The Bachelor Franchise: Why Tayshia’s Season Shouldn’t Be the Last We Hear About Mental Health, Race, & More
The recent 16th season on The Bachelorette was like no other in the Bachelor franchise. Whether the pandemic (and not being able to be extravagantly wooed every day) had something to do with the tone shift, or because it was the most mature cast we’ve seen in years — this time was different because no one was afraid to talk about the uncomfortable topics. The season starring Tayshia Adams, the first biracial Bachelorette, included discussions on police brutality, substance abuse, eating disorders, and mental health; topics that are rarely (if ever) even uttered about on any of the 4+ shows a part of the franchise. With the premiere of the 25th season of The Bachelor happening the first week of welcomed year 2021, it has me wondering whether or not these types of open conversations will continue within the rest of the franchise.
In teasers and previews for the latest season of The Bachelor, Matt James goes on a “whirlwind” journey with a group of women with a median age of 24 and one job description as “The Queen”. Already, the aura of the season seems very different and reminds us of previous casts. As a fan, I hope that the season won’t just be a huge dish of childish drama with sides of indecisiveness and a doomed relationship.

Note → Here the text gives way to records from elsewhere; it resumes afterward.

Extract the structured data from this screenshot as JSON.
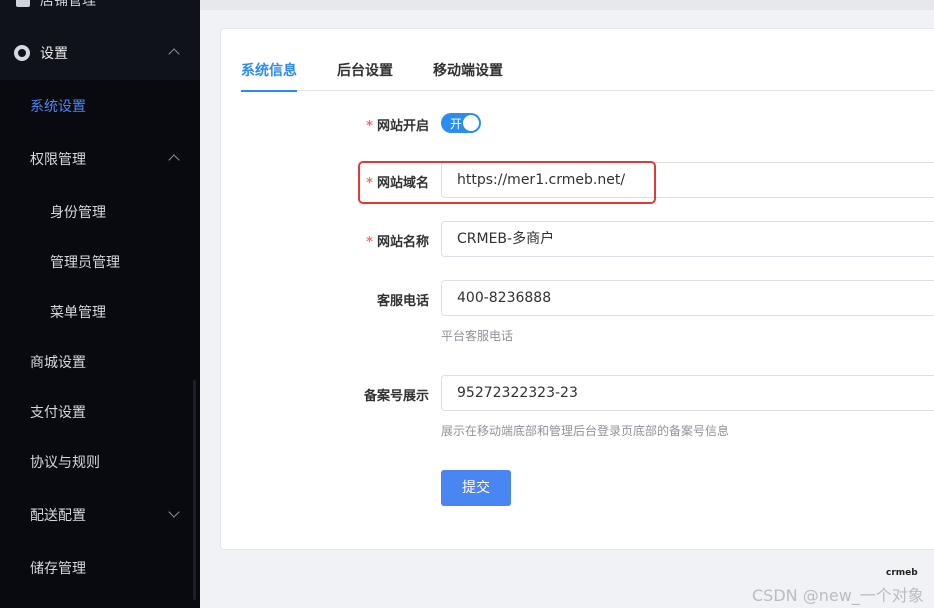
{
  "sidebar": {
    "top_item": "店铺管理",
    "parent": {
      "label": "设置",
      "icon": "gear-icon"
    },
    "items": [
      {
        "label": "系统设置",
        "active": true,
        "level": 2
      },
      {
        "label": "权限管理",
        "active": false,
        "level": 2,
        "expandable": "up"
      },
      {
        "label": "身份管理",
        "active": false,
        "level": 3
      },
      {
        "label": "管理员管理",
        "active": false,
        "level": 3
      },
      {
        "label": "菜单管理",
        "active": false,
        "level": 3
      },
      {
        "label": "商城设置",
        "active": false,
        "level": 2
      },
      {
        "label": "支付设置",
        "active": false,
        "level": 2
      },
      {
        "label": "协议与规则",
        "active": false,
        "level": 2
      },
      {
        "label": "配送配置",
        "active": false,
        "level": 2,
        "expandable": "down"
      },
      {
        "label": "储存管理",
        "active": false,
        "level": 2
      }
    ]
  },
  "tabs": [
    {
      "label": "系统信息",
      "active": true
    },
    {
      "label": "后台设置",
      "active": false
    },
    {
      "label": "移动端设置",
      "active": false
    }
  ],
  "form": {
    "site_open": {
      "label": "网站开启",
      "required": true,
      "switch_text": "开",
      "value": true
    },
    "site_domain": {
      "label": "网站域名",
      "required": true,
      "value": "https://mer1.crmeb.net/"
    },
    "site_name": {
      "label": "网站名称",
      "required": true,
      "value": "CRMEB-多商户"
    },
    "service_phone": {
      "label": "客服电话",
      "required": false,
      "value": "400-8236888",
      "help": "平台客服电话"
    },
    "icp": {
      "label": "备案号展示",
      "required": false,
      "value": "95272322323-23",
      "help": "展示在移动端底部和管理后台登录页底部的备案号信息"
    },
    "submit_label": "提交"
  },
  "watermark": {
    "logo": "crmeb",
    "text": "CSDN @new_一个对象"
  },
  "colors": {
    "accent": "#2d8cf0",
    "sidebar_bg": "#0f1219",
    "highlight": "#e03b3b",
    "button": "#4a85f4"
  }
}
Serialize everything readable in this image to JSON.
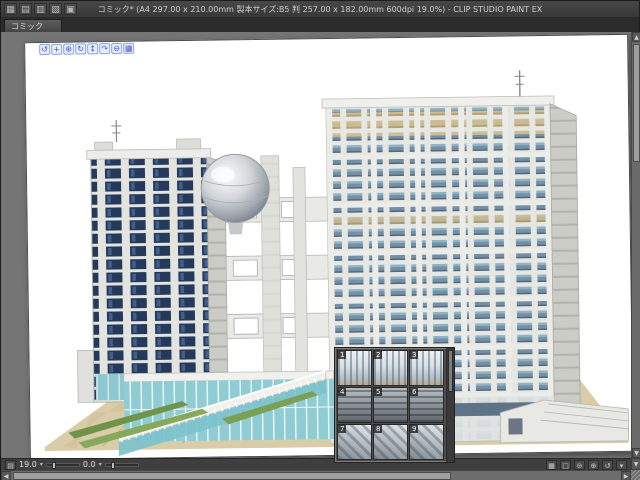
{
  "titlebar": {
    "title": "コミック* (A4 297.00 x 210.00mm 製本サイズ:B5 判 257.00 x 182.00mm 600dpi 19.0%) - CLIP STUDIO PAINT EX",
    "icons": [
      {
        "name": "system-menu-icon",
        "glyph": "▦"
      },
      {
        "name": "workspace-icon",
        "glyph": "▤"
      },
      {
        "name": "tile-windows-icon",
        "glyph": "▥"
      },
      {
        "name": "cascade-windows-icon",
        "glyph": "▧"
      },
      {
        "name": "full-view-icon",
        "glyph": "▣"
      }
    ]
  },
  "tabbar": {
    "tab_label": "コミック"
  },
  "launcher": {
    "icons": [
      {
        "name": "camera-rotate-icon",
        "glyph": "↺"
      },
      {
        "name": "camera-pan-icon",
        "glyph": "+"
      },
      {
        "name": "camera-zoom-icon",
        "glyph": "⊕"
      },
      {
        "name": "camera-roll-icon",
        "glyph": "↻"
      },
      {
        "name": "object-move-icon",
        "glyph": "↕"
      },
      {
        "name": "object-rotate-icon",
        "glyph": "↷"
      },
      {
        "name": "object-scale-icon",
        "glyph": "⊖"
      },
      {
        "name": "display-grid-icon",
        "glyph": "▦"
      }
    ]
  },
  "preset_panel": {
    "items": [
      {
        "number": "1"
      },
      {
        "number": "2"
      },
      {
        "number": "3"
      },
      {
        "number": "4"
      },
      {
        "number": "5"
      },
      {
        "number": "6"
      },
      {
        "number": "7"
      },
      {
        "number": "8"
      },
      {
        "number": "9"
      }
    ]
  },
  "statusbar": {
    "zoom_value": "19.0",
    "rotation_value": "0.0",
    "caret": "▾",
    "left_icons": [
      {
        "name": "panel-menu-icon",
        "glyph": "▤"
      }
    ],
    "right_icons": [
      {
        "name": "navigator-icon",
        "glyph": "▦"
      },
      {
        "name": "fit-screen-icon",
        "glyph": "□"
      },
      {
        "name": "zoom-out-icon",
        "glyph": "⊖"
      },
      {
        "name": "zoom-in-icon",
        "glyph": "⊕"
      },
      {
        "name": "rotate-reset-icon",
        "glyph": "↺"
      },
      {
        "name": "view-options-icon",
        "glyph": "▾"
      }
    ]
  },
  "scrollbars": {
    "up": "▲",
    "down": "▼",
    "left": "◀",
    "right": "▶"
  }
}
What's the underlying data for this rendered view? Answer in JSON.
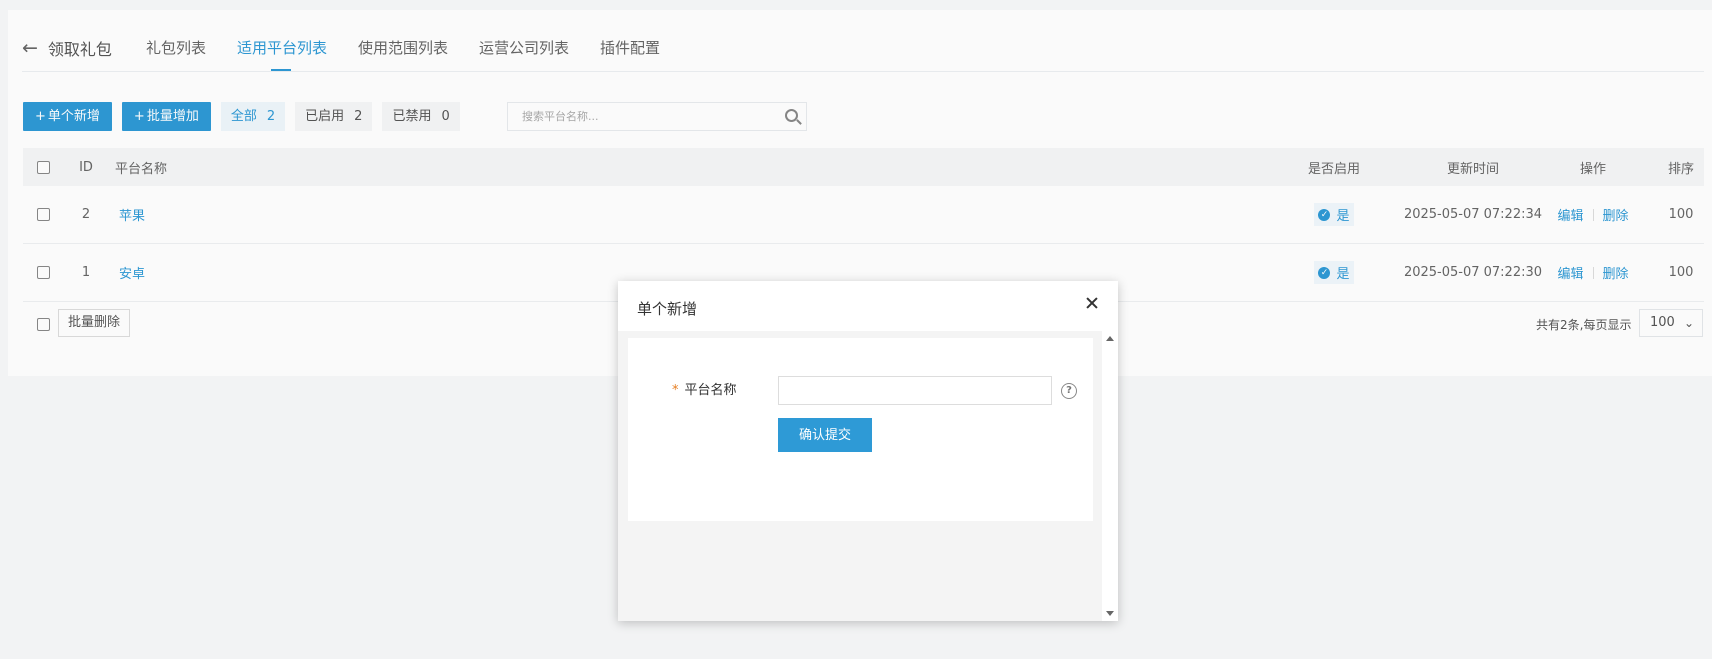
{
  "tabs": {
    "back_label": "领取礼包",
    "items": [
      {
        "label": "礼包列表"
      },
      {
        "label": "适用平台列表"
      },
      {
        "label": "使用范围列表"
      },
      {
        "label": "运营公司列表"
      },
      {
        "label": "插件配置"
      }
    ]
  },
  "toolbar": {
    "add_single": "单个新增",
    "add_batch": "批量增加",
    "filters": [
      {
        "label": "全部",
        "count": "2"
      },
      {
        "label": "已启用",
        "count": "2"
      },
      {
        "label": "已禁用",
        "count": "0"
      }
    ],
    "search_placeholder": "搜索平台名称..."
  },
  "table": {
    "headers": {
      "id": "ID",
      "name": "平台名称",
      "enabled": "是否启用",
      "time": "更新时间",
      "op": "操作",
      "sort": "排序"
    },
    "rows": [
      {
        "id": "2",
        "name": "苹果",
        "enabled": "是",
        "time": "2025-05-07 07:22:34",
        "edit": "编辑",
        "delete": "删除",
        "sort": "100"
      },
      {
        "id": "1",
        "name": "安卓",
        "enabled": "是",
        "time": "2025-05-07 07:22:30",
        "edit": "编辑",
        "delete": "删除",
        "sort": "100"
      }
    ],
    "footer": {
      "batch_delete": "批量删除",
      "summary": "共有2条,每页显示",
      "page_size": "100"
    }
  },
  "modal": {
    "title": "单个新增",
    "field_required_mark": "*",
    "field_label": "平台名称",
    "field_value": "",
    "help": "?",
    "submit": "确认提交"
  },
  "colors": {
    "accent": "#2e9ad6",
    "required": "#e67e22"
  }
}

Because it comes immediately after Adams and her group of contestants who’ve started the important conversations and has the first Black male lead of the franchise during a time where racial injustices are being massively highlighted, continuing the discussion is necessary for the show’s growth. If topics like this are ignored now, it will be clear that the well being of people on the show and around the world are not a priority.
Making Uncomfortable Topics A Mainstream Conversation
Ben Smith, the Army Veteran who made it to Adams’ final two, unknowingly did something groundbreaking for the show and extremely essential for the audience. When asked why he tries to appear perfect at all times, he revealed his struggle with body image issues and bulimia, both of which eventually led to depression and two suicide attempts. Such heavy subjects have never been talked about on the show before, let alone all in the same 10-minute conversation that was aired.
In addition to winner Zac Clark’s confession about checking into rehab for substance abuse, Ivan Hall, who is Black and Filipino, opened up about his brother being in jail and how the entire Black Lives Matter movement affected him and his family. Mentioning George Floyd brought both he and Tayshia to tears.
This season hit on a lot of deep points and did so in an in-depth and informative way for the first time in the history of the franchise. Although late to the party, these conversations happening on one of the most popular television shows (and during a global pandemic) goes a long way because millions of people have had a difficult time this year. For many, the difficulty is in addition to what they were going through before COVID-19.
“Look, it’s not political that these lockdowns have unbelievable damning effects on our community. Suicide is up 200% and these are issues we need to talk about,” said host Chris Harrison in an interview with Variety. “I’m glad that we’re having these discussions.”
The response to these open conversations was immensely positive. Unshockingly, people actually want to hear about the problems they go through themselves and they want to see people who have dealt with or are dealing with their own mental health issues overcome them. Finding love, at this point, is the cherry on top. And since then, each of the mentioned contestants have become advocates and informants for mental health, suicide prevention, and other topics close to their heart.
Hope For the Future of The Bachelor Franchise
Now, it’s out there. Fans know that it’s possible to have these hard, adult conversations on the show and have a positive relationship come out of it. If the franchise retreats to its old ways of only having mediocre drama and full blown discussions on surface-level subjects, it will be distasteful to say the least. It’s The Bachelor, so of course some of that is always good for entertainment, but with the platform that they have and the knowledge that they have acquired over the past year or so, they have to step it up for season 25. They have to or they will fail a huge portion of their audience who is struggling.
At no point will I call what I hope to see on the new season “expectations”. This is still a cheesy reality TV show about finding love that has a history of ignoring the problems of the world and problems within the franchise itself. However, I am hopeful. In their recent attempts to do better (appointing Tayshia and Matt as leads, for example) I can tell the franchise is at least listening to fans that urge for more. But will they continue to use their platform to spark important conversations that are relevant to us today? We’ll see.
Although we’re finally in a new year, our problems don’t just disappear. When entertainingly dramatic shows like The Bachelor aren’t enough, don’t be afraid to reach out for help. The NAMI Helpline (National Alliance on Mental Illness) can be reached 24/7 at 1-800-950-NAMI (6264) or firstname.lastname@example.org.
–Amanda Davis, Content Creator